◆ **Material shown**:

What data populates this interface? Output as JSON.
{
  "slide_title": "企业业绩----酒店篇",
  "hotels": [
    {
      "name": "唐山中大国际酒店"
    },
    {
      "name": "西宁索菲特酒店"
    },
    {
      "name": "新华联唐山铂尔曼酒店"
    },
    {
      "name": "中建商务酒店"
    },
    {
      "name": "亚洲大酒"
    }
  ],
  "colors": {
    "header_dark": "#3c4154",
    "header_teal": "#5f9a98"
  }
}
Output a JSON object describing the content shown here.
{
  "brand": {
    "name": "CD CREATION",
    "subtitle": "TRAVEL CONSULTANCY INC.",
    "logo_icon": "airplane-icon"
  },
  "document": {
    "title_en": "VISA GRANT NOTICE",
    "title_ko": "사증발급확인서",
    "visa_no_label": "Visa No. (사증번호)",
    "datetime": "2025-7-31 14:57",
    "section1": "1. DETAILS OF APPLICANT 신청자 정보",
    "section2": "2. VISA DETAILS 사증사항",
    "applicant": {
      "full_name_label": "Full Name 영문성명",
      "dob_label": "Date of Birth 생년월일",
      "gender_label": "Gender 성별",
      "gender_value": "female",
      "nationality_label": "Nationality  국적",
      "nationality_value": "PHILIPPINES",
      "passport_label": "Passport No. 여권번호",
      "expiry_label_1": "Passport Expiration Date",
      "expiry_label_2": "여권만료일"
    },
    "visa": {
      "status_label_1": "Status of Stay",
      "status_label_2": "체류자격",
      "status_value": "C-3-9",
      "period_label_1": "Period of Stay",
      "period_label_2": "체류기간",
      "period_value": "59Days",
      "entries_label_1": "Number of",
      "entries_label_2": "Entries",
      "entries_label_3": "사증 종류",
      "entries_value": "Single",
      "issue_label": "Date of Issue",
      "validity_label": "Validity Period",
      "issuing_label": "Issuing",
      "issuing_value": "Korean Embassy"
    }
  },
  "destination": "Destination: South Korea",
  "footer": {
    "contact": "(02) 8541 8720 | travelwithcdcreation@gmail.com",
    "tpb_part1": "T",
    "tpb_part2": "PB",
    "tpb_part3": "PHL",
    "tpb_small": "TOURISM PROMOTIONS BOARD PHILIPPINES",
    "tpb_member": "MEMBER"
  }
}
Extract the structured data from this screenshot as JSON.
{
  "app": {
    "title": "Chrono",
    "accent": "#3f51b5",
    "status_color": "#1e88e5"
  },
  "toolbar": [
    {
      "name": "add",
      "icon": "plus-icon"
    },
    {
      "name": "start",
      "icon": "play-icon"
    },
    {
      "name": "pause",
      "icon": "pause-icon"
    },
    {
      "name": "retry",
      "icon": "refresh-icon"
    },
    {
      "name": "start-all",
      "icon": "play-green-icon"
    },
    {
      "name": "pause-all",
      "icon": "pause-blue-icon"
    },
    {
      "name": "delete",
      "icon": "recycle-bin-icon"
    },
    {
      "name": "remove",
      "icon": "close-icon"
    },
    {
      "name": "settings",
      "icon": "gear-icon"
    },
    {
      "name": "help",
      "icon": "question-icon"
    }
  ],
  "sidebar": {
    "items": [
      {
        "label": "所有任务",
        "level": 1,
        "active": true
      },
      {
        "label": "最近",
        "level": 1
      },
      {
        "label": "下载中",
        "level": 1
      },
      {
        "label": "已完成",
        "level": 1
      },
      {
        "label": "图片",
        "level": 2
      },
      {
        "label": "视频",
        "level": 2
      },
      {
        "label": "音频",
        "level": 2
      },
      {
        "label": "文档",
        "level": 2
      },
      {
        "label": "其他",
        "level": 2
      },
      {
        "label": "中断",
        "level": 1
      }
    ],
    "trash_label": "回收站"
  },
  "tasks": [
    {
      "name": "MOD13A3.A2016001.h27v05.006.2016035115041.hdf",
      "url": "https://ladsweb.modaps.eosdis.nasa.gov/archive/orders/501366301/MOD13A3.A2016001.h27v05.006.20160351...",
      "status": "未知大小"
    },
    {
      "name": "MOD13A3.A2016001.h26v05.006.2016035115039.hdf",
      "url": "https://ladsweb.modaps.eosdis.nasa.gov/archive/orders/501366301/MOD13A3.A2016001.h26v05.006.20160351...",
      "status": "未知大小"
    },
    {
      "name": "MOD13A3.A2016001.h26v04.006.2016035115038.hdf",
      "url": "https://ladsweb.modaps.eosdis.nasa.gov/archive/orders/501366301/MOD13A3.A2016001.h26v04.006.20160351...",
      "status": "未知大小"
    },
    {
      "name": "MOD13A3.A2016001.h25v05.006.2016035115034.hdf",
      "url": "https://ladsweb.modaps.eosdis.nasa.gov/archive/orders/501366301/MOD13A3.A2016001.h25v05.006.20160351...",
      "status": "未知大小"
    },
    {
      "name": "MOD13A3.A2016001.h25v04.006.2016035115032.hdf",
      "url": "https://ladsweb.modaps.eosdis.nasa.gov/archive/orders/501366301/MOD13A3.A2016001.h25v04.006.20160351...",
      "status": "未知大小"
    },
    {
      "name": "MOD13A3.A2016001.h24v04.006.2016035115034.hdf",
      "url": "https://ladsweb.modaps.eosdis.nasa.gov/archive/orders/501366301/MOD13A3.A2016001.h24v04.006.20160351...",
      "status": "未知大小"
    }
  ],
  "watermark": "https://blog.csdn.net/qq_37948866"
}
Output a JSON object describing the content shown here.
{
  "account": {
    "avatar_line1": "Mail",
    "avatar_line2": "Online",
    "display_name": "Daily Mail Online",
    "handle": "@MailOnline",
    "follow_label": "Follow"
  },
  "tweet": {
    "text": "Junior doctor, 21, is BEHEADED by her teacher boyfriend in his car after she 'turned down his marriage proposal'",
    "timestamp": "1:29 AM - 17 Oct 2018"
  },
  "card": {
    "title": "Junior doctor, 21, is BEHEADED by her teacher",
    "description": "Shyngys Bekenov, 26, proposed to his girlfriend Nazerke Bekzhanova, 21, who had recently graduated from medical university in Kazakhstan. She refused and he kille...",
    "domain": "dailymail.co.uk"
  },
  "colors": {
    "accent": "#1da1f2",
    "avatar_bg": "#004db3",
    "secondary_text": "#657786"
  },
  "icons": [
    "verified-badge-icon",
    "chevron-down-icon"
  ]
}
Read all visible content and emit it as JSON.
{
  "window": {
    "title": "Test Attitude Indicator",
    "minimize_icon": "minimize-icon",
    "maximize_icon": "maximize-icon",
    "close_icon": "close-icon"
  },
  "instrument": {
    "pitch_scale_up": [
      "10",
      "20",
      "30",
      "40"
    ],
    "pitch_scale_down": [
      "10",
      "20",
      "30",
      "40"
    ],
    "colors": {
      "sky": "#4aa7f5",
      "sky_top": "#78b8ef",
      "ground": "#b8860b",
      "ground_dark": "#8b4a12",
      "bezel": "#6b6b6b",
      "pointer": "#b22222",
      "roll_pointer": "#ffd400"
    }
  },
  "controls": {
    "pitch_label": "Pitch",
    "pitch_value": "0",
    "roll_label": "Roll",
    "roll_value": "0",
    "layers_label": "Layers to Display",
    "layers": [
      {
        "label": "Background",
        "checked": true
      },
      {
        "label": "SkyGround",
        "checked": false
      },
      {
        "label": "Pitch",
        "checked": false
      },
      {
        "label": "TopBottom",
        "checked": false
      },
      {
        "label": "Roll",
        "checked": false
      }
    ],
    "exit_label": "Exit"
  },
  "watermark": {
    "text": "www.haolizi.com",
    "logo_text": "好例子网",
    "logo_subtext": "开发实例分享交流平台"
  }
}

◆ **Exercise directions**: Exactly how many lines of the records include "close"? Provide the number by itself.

◆ **Answer section**: 2